• [Exercise objective]: Lines holding the string "link" are the ones to copy; find them all in the data.

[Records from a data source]
☆ ☆ ☆ ☆

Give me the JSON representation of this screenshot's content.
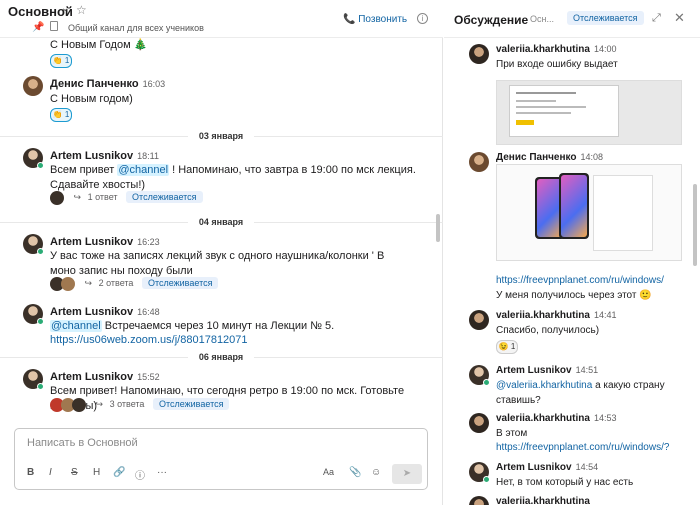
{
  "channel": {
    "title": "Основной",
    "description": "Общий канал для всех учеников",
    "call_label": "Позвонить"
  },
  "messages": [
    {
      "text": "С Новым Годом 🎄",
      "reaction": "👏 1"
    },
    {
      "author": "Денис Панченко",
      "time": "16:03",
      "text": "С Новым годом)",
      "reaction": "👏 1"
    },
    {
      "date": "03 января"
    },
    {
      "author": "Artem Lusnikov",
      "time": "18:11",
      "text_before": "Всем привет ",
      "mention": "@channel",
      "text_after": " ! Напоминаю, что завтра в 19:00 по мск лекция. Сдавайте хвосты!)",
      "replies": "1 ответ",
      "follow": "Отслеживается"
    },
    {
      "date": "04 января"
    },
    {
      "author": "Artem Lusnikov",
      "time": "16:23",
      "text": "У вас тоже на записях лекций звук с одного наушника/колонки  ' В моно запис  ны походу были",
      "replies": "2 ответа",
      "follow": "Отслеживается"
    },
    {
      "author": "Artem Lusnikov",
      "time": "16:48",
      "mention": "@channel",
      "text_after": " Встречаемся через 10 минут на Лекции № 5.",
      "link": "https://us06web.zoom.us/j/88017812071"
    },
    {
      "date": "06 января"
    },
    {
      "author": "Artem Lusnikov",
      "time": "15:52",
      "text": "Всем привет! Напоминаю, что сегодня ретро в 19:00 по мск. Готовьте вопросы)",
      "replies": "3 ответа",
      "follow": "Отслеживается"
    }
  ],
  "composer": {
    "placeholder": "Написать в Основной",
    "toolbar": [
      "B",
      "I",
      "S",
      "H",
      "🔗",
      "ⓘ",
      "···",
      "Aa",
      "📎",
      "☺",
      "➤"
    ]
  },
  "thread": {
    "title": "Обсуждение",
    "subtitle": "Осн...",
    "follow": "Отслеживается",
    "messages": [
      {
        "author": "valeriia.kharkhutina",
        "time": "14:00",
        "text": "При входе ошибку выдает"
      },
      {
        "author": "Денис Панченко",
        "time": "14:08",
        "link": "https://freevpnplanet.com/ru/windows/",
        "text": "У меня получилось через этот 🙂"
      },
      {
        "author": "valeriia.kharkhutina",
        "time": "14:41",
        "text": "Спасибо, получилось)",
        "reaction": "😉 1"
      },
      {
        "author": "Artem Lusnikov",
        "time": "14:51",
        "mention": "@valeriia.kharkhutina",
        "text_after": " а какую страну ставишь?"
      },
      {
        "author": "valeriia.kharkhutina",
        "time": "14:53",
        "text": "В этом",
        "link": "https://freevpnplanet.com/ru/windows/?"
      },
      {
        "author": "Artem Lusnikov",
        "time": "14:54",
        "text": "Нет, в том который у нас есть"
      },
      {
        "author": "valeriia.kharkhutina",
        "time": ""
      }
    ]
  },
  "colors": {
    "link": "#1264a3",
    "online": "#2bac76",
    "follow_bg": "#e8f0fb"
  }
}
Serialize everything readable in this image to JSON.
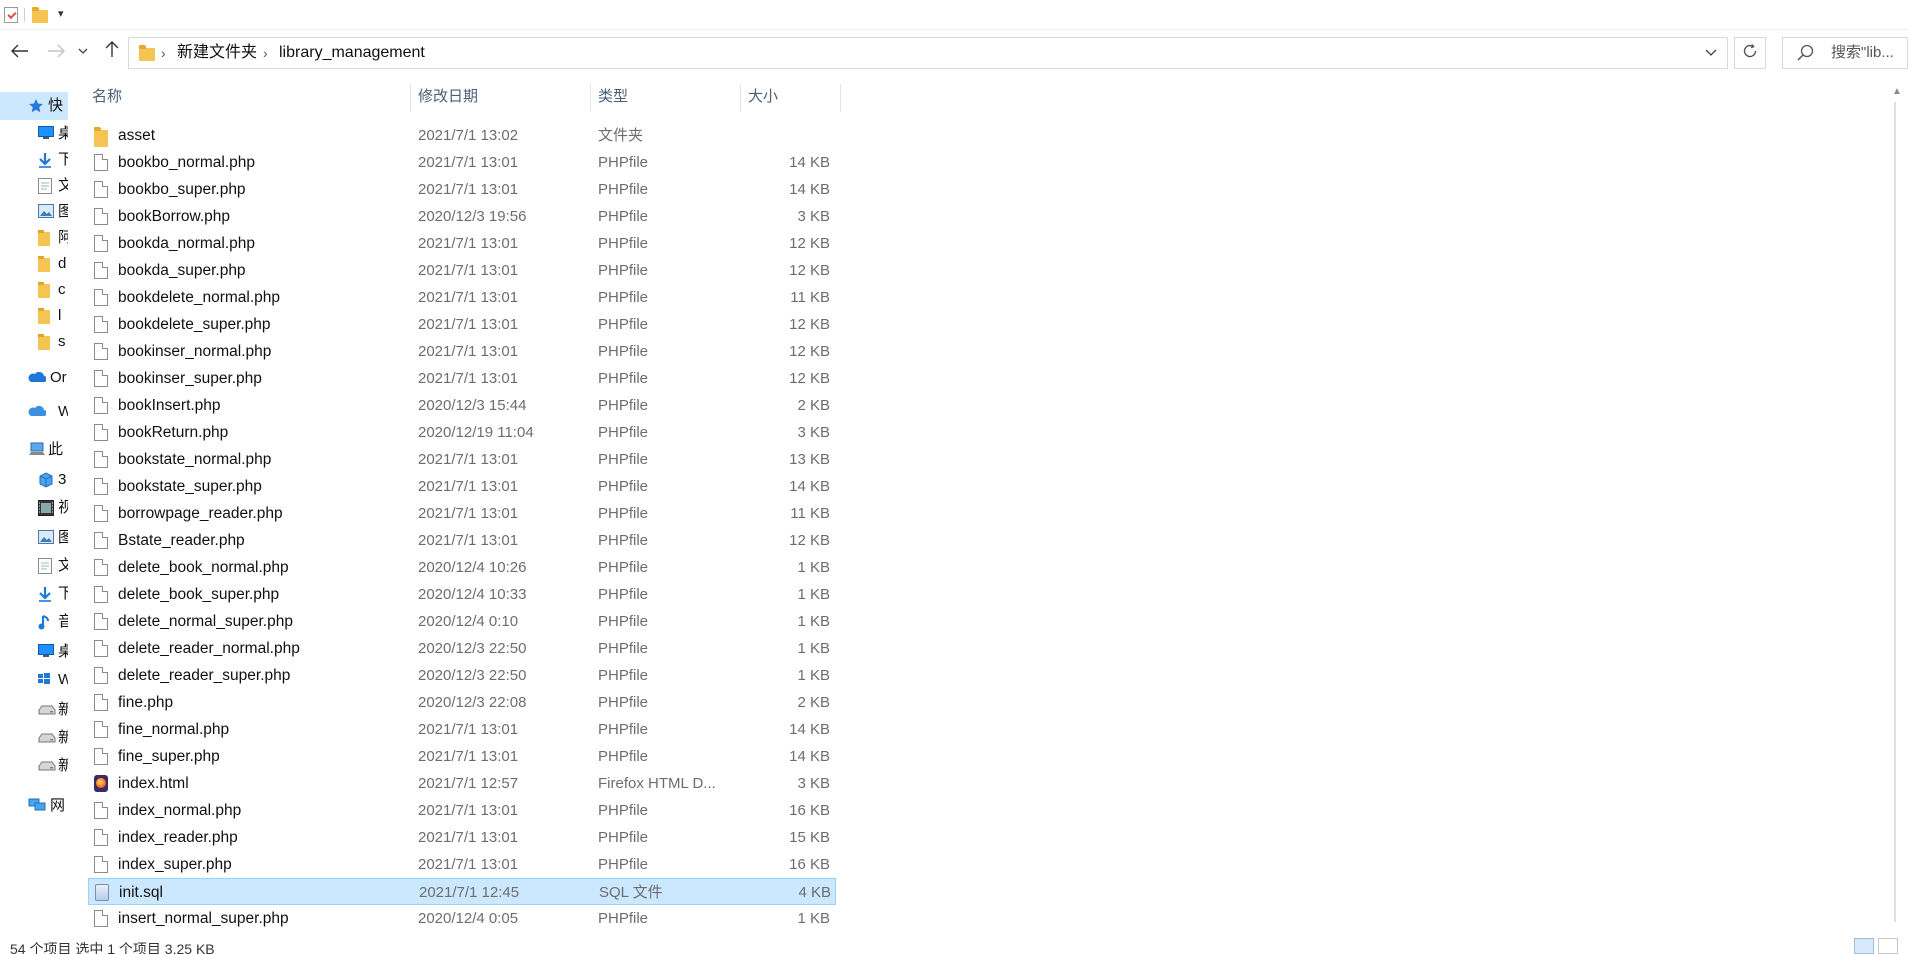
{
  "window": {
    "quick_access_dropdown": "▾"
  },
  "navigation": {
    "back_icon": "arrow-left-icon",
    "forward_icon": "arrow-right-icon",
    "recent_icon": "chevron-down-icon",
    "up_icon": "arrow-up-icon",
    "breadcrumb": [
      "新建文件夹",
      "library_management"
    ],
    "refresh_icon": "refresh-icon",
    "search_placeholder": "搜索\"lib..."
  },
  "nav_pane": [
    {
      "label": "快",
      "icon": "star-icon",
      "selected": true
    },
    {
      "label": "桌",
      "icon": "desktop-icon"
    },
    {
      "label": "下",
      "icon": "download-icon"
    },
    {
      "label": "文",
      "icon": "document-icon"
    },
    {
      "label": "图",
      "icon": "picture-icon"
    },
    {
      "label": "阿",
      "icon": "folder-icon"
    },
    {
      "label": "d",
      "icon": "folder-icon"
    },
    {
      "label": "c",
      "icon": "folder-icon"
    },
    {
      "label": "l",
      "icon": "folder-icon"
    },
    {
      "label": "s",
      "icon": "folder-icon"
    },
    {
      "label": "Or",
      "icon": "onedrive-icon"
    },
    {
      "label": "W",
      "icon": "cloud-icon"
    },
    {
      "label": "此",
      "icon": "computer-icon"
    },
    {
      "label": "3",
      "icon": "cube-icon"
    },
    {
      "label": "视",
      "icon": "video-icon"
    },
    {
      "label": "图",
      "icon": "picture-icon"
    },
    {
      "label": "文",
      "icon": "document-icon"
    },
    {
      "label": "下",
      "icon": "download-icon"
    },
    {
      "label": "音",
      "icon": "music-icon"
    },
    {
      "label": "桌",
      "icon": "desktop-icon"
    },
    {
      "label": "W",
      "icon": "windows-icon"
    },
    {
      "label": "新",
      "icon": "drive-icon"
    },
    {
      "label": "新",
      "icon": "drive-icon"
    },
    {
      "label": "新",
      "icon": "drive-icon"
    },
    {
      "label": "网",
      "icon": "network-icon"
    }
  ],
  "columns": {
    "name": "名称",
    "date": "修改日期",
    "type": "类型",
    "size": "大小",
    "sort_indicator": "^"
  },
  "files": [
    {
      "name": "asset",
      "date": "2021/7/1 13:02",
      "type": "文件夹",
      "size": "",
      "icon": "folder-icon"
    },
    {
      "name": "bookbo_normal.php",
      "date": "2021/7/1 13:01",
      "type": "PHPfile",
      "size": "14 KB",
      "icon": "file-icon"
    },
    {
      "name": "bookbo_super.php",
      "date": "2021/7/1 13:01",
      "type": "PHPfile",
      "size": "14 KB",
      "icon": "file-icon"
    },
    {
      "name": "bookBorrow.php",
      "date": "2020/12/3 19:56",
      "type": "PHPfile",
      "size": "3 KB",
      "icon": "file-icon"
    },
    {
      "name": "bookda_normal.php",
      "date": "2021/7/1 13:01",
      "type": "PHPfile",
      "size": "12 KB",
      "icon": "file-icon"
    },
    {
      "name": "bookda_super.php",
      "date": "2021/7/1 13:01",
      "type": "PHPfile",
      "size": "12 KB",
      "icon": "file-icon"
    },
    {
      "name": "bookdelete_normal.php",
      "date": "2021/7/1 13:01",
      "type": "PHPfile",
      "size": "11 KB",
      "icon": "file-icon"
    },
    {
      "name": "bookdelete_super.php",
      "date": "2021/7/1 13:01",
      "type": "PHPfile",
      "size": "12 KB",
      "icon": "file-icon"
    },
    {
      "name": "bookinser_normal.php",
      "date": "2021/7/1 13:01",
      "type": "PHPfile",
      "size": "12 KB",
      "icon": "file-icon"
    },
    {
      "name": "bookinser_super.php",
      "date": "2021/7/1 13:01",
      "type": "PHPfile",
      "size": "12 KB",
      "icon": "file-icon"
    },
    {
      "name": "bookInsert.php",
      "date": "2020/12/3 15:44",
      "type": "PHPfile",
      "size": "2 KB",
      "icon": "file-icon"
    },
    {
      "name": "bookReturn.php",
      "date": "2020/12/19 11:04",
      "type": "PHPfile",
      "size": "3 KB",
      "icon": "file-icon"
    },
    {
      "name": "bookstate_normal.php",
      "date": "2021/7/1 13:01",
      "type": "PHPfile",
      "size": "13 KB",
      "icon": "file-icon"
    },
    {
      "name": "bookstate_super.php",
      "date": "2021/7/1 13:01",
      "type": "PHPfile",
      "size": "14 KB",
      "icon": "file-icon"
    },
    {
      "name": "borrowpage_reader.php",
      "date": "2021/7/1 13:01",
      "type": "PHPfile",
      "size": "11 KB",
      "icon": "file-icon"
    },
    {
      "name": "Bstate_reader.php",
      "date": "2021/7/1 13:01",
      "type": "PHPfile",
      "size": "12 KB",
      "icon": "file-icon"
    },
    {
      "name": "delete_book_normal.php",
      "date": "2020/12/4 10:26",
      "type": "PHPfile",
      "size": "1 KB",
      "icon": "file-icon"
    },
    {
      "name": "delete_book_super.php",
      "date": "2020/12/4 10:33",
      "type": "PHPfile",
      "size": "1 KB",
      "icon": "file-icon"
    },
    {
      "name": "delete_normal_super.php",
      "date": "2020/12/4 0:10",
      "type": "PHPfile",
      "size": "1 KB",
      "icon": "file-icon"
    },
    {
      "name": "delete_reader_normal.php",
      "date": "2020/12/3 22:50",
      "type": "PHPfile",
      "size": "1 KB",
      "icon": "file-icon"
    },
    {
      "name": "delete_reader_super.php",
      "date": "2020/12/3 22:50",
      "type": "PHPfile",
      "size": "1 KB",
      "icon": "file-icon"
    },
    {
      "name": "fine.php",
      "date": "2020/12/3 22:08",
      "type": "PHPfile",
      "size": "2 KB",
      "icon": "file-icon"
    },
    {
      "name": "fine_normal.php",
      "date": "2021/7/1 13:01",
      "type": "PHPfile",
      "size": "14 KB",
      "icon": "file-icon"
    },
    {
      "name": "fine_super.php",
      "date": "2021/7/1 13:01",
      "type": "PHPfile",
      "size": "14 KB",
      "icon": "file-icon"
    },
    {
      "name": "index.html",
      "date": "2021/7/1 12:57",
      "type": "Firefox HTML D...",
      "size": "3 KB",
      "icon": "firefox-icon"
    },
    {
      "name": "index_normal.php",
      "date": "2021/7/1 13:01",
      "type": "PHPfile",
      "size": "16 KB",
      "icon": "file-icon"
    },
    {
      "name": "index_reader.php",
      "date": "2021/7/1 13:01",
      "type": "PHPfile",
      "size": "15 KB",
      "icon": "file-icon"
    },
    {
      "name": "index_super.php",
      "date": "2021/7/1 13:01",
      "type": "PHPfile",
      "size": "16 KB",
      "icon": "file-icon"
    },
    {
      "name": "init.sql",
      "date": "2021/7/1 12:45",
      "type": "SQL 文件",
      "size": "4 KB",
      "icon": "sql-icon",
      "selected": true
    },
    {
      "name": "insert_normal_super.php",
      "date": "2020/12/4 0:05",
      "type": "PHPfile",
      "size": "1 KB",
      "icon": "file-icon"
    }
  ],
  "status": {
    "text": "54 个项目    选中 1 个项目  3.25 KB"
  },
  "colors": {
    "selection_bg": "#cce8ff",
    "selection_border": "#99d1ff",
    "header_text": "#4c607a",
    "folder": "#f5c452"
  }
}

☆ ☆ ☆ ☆

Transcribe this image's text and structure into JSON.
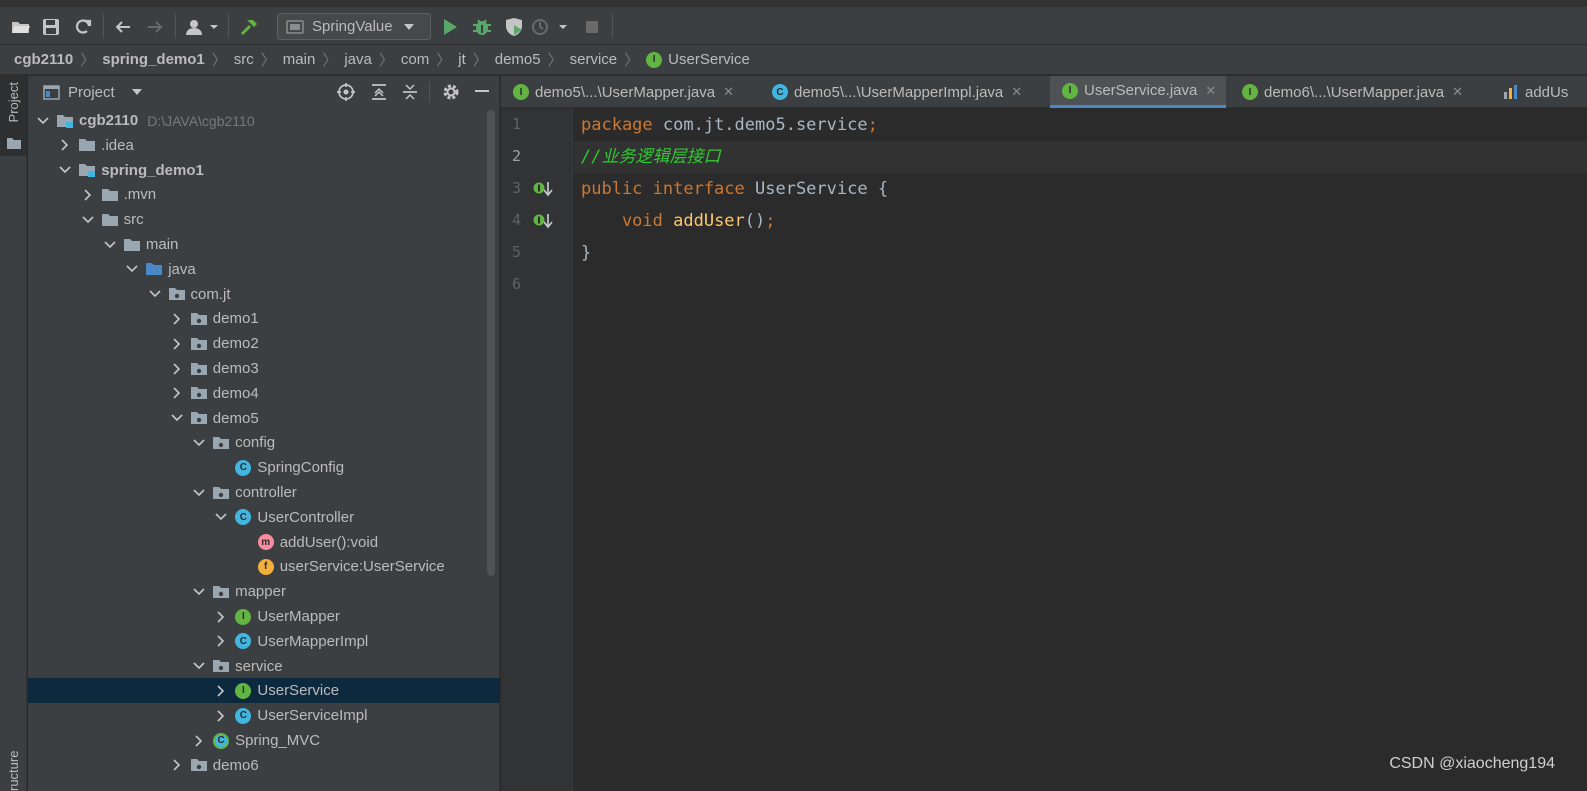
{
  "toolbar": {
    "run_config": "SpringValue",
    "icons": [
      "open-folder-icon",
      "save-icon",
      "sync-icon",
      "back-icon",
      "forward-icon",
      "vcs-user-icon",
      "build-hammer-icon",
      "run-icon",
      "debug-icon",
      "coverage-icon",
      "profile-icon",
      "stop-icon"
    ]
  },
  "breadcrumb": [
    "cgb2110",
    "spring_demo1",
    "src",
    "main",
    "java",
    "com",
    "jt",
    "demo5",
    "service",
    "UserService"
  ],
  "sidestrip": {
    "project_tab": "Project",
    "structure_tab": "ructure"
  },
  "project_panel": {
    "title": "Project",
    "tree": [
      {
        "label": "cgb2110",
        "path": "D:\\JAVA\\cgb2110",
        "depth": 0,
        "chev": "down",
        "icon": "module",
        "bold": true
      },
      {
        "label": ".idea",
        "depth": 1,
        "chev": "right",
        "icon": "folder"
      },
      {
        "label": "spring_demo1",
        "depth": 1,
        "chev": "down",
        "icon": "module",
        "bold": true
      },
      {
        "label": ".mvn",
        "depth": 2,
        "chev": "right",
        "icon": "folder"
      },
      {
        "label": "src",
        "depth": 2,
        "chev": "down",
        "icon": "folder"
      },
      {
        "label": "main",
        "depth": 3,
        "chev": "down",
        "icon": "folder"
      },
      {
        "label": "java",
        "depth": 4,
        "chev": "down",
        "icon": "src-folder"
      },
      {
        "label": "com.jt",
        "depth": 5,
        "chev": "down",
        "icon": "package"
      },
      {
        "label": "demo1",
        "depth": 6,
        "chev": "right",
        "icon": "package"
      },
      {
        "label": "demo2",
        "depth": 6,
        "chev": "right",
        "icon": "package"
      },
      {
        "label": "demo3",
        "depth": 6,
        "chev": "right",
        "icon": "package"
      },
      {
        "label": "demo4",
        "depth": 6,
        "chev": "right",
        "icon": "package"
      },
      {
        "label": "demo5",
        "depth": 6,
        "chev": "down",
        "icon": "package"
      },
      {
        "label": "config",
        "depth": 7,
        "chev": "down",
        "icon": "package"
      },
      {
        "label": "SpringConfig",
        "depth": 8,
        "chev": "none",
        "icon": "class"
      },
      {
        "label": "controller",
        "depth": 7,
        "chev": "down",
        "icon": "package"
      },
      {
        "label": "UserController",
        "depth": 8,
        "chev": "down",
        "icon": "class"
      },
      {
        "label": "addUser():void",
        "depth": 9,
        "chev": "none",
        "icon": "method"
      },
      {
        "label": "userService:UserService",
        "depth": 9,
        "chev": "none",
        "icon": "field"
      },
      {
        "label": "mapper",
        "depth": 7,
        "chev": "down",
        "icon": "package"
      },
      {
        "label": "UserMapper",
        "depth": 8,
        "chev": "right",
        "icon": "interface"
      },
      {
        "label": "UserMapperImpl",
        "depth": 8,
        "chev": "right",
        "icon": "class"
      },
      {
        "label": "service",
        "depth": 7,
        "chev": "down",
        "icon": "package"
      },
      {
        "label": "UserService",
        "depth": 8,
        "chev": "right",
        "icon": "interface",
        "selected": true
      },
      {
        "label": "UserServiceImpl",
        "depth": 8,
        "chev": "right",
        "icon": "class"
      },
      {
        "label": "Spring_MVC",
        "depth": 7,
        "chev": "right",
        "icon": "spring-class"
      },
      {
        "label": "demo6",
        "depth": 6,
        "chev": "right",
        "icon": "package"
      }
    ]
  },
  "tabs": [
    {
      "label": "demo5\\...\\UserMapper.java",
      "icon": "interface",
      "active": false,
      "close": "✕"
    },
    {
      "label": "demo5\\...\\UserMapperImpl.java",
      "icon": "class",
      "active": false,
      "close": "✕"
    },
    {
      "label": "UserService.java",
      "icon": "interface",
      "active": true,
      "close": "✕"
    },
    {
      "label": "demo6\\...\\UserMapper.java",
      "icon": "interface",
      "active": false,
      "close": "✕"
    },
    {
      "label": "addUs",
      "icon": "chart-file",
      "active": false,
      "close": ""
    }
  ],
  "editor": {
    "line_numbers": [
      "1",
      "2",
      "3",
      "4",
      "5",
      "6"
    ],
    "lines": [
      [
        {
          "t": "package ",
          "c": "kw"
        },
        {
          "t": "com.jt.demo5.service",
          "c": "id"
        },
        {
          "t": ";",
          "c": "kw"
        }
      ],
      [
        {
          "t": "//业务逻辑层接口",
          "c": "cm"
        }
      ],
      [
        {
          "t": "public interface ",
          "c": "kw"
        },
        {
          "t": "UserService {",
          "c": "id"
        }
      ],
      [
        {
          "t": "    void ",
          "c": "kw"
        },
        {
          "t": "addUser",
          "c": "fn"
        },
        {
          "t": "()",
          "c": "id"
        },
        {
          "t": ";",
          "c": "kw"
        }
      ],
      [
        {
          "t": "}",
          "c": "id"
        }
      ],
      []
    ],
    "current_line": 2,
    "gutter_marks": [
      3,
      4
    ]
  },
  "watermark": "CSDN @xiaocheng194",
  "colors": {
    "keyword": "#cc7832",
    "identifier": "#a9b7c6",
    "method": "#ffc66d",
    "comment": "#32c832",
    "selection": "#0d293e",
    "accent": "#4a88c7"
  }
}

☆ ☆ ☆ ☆

• [Solved exercise]:
      "link": "https://us06web.zoom.us/j/88017812071"
        "link": "https://freevpnplanet.com/ru/windows/",
        "link": "https://freevpnplanet.com/ru/windows/?"
    "link": "#1264a3",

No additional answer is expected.